Mar 21, 2007
Impression: The adult would have been about 2m in length
The 95-million-year-old bones are from an adult and two juveniles and were unearthed in a chamber at the end of a 2.1m-long sediment-filled tunnel.
The researchers say the discovery is the first definitive evidence that some dinosaurs dug dens and cared for their young in such structures.
Details are reported in the journal Proceedings of the Royal Society B.
"Burrowing also represents a mechanism by which small dinosaurs may have exploited the extreme environments of polar latitudes, deserts and high mountain areas," Dr David Varricchio and colleagues tell the publication.
The Montana dinosaurs have not been seen by palaeontologists before and have been given the scientific name Oryctodromeus cubicularis, meaning "digging runner of the lair".
The team says the species' snout, shoulder girdle and pelvis have features one would expect to see in an animal that dug into the ground.
Judging from the preserved vertebrae, the adult would have been about 2.1m (6.8ft) from nose to tail, with the major part of that (about 1.2m; 3.9ft) being the tail itself. The estimated width of the animal fits neatly with the size of the tube it was digging (about 30cm;1ft in diameter).
What is left of the tunnel structure is sloping and has two sharp turns before ending in a chamber. The team says its architecture is similar to the dens of modern burrowers, such as the striped hyena, puffin and some rodents.

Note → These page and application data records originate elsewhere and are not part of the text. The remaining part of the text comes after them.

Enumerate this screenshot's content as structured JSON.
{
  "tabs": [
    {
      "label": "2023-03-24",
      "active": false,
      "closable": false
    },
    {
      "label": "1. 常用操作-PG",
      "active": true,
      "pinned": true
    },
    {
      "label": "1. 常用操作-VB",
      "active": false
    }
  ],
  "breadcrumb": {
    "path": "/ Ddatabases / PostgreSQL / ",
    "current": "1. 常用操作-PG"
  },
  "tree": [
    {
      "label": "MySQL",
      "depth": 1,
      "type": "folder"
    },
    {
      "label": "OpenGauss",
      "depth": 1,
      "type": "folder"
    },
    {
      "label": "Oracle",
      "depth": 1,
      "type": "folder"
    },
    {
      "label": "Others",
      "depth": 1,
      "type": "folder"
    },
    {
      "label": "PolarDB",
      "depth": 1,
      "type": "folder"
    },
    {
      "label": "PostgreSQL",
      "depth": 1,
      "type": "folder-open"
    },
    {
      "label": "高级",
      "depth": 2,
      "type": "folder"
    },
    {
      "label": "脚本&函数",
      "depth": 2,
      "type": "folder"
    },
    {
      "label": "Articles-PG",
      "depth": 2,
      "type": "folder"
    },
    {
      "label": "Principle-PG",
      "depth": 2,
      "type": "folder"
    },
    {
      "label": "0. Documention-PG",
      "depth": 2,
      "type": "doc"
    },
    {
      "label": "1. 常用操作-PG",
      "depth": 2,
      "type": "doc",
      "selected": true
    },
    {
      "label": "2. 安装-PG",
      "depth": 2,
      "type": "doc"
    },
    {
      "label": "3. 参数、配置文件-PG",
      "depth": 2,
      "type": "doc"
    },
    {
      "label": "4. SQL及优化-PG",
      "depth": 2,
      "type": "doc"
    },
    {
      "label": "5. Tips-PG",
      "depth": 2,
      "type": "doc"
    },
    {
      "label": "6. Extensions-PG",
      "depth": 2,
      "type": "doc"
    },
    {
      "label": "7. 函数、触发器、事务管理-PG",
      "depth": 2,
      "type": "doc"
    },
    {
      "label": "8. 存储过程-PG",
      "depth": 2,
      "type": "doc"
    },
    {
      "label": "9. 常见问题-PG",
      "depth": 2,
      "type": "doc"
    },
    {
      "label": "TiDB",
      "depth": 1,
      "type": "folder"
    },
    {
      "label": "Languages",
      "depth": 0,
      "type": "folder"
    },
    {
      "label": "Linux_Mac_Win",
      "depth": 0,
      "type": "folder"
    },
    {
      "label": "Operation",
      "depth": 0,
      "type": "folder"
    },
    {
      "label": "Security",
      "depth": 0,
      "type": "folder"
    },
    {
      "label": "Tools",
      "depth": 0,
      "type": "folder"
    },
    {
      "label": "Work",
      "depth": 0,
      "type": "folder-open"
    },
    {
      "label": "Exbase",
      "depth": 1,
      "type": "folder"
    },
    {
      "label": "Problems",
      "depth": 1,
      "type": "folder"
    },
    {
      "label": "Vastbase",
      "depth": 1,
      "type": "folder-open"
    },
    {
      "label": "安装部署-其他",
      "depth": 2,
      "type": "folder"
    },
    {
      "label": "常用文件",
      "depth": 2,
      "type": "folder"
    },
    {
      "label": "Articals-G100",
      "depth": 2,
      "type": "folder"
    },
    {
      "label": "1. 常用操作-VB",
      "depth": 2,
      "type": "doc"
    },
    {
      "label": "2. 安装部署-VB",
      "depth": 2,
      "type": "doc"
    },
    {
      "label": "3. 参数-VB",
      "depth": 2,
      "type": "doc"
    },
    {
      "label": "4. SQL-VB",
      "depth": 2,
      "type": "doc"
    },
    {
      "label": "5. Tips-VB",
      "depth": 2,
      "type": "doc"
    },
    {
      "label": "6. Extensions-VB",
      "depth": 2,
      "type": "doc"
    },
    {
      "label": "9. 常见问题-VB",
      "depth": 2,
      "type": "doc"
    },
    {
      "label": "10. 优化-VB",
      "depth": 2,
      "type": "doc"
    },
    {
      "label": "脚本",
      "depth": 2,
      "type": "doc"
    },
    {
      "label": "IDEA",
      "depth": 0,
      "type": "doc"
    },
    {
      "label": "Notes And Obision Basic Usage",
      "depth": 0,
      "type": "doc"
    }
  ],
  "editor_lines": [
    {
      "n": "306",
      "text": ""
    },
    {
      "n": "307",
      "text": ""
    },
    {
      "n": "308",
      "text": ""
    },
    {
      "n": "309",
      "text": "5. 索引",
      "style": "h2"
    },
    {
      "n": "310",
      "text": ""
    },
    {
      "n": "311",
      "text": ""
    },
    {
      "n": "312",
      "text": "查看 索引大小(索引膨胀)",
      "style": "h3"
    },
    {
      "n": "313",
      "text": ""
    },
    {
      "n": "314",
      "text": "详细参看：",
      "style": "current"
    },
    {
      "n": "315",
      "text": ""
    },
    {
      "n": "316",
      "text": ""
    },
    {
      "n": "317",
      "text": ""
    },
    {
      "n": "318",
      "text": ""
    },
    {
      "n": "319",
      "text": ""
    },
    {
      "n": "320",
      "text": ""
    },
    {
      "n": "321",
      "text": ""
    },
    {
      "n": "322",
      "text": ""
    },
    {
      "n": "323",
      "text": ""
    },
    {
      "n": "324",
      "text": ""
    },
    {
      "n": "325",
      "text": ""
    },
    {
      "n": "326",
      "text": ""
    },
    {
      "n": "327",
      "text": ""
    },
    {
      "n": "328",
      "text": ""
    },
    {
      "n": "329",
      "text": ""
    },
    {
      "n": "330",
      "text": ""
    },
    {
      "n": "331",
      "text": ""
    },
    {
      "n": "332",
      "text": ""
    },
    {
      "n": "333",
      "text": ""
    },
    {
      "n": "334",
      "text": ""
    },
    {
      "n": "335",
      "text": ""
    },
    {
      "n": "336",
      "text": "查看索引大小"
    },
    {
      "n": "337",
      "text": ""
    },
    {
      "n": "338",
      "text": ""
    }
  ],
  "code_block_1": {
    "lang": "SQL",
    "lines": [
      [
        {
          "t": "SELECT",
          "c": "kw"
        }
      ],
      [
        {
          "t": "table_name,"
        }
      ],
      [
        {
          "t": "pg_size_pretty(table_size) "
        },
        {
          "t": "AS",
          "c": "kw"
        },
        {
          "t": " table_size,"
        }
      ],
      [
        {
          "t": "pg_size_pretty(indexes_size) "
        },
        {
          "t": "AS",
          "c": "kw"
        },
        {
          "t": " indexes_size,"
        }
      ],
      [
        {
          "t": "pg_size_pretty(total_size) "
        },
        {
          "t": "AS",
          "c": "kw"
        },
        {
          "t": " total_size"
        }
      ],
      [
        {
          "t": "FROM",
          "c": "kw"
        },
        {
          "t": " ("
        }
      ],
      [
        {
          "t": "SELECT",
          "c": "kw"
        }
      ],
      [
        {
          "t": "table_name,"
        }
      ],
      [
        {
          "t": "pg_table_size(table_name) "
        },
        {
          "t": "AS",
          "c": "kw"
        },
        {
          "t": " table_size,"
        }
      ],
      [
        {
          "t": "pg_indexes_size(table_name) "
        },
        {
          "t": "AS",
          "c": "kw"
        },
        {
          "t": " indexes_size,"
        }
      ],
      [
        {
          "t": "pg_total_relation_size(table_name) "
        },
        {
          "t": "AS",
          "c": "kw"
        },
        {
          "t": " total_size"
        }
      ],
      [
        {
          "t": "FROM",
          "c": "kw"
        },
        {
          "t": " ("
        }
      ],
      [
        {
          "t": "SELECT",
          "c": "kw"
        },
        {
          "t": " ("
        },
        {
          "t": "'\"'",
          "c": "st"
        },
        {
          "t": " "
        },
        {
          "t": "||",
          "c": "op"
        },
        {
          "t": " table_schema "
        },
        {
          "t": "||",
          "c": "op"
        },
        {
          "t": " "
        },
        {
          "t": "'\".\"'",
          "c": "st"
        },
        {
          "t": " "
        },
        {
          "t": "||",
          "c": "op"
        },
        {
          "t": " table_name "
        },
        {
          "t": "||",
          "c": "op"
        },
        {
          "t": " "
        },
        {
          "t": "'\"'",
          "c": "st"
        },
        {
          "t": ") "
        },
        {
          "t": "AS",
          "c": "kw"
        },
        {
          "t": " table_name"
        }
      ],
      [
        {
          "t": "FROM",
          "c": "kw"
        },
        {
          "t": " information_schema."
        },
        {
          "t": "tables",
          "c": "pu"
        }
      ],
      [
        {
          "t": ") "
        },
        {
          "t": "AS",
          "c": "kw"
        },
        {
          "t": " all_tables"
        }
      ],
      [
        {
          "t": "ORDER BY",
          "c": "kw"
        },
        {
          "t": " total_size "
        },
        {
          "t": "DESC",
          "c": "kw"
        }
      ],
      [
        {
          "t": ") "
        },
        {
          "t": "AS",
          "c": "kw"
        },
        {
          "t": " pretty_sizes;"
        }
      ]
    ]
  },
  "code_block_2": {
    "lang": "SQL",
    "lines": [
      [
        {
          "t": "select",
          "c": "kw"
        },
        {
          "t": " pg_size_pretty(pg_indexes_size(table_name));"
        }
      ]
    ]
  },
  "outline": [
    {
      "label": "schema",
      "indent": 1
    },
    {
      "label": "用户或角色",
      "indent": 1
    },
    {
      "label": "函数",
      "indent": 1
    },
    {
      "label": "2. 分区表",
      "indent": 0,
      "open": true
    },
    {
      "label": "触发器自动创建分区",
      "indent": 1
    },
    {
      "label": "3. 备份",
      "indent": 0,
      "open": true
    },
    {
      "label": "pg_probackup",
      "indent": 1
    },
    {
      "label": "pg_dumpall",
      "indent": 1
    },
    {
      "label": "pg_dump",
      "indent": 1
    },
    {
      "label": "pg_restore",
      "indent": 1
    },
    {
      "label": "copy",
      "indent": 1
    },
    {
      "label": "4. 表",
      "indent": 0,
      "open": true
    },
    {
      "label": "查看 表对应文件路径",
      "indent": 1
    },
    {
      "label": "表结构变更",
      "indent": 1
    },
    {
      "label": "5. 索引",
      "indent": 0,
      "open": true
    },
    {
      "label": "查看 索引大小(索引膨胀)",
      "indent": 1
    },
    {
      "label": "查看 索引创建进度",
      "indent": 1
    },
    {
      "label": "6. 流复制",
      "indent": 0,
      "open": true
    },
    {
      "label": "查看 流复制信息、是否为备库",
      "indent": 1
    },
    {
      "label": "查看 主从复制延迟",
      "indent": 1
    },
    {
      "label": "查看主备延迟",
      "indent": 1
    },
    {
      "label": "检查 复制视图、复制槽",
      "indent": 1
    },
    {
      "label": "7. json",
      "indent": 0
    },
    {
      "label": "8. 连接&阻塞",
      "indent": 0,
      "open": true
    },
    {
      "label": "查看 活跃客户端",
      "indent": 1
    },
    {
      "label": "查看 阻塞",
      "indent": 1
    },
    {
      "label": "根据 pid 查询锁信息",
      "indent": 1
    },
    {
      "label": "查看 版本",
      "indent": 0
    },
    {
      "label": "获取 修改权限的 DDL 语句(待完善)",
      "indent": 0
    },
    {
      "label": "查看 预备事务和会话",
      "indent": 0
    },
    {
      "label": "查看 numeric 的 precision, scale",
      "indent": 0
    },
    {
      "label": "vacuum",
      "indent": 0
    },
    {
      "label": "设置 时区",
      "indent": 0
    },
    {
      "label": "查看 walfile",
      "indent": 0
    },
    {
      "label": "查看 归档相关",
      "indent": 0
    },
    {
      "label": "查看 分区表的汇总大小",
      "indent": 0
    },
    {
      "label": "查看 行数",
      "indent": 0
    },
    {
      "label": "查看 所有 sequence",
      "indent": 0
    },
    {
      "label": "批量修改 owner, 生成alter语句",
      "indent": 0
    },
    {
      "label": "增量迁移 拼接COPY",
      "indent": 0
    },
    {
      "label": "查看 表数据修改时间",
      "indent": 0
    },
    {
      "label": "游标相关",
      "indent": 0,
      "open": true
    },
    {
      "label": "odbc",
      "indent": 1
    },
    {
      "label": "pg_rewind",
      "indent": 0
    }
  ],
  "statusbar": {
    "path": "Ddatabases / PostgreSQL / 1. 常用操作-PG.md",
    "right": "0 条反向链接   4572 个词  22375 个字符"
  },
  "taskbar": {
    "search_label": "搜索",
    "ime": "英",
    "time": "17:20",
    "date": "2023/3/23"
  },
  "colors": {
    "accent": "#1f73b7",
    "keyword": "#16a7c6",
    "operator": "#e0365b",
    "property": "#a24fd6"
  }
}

The dinosaur remains were covered in the coarse-grained sediment from an ancient flood; but Dr Varricchio, of Montana State University, said this did not explain the animals' deaths.
"The bones are disarticulated; they are not in life position," he told BBC News.
"It's not like they were sitting in the burrow and a flooding event filled the chamber with sediment and they were entombed. They must have died, undergone decay and then the burrow was filled."
Commenting on the discovery, Professor Kevin Padian from the Museum of Palaeontology, University of California-Berkeley, said the Montana team should be commended for the detailed way in which it went about its work.
Many would have missed the significance of the tunnel, he said
"This discovery is first and foremost a testament to the value of keeping one's eyes open in the field and noticing everything, and it took a special group of scientists to realise the meaning of the discovery that they made," he added.
Professor Padian bemoaned the impact of commercial fossil hunting which, he claimed, sought to get specimens out of the ground as fast as possible, often destroying valuable scientific information in the process.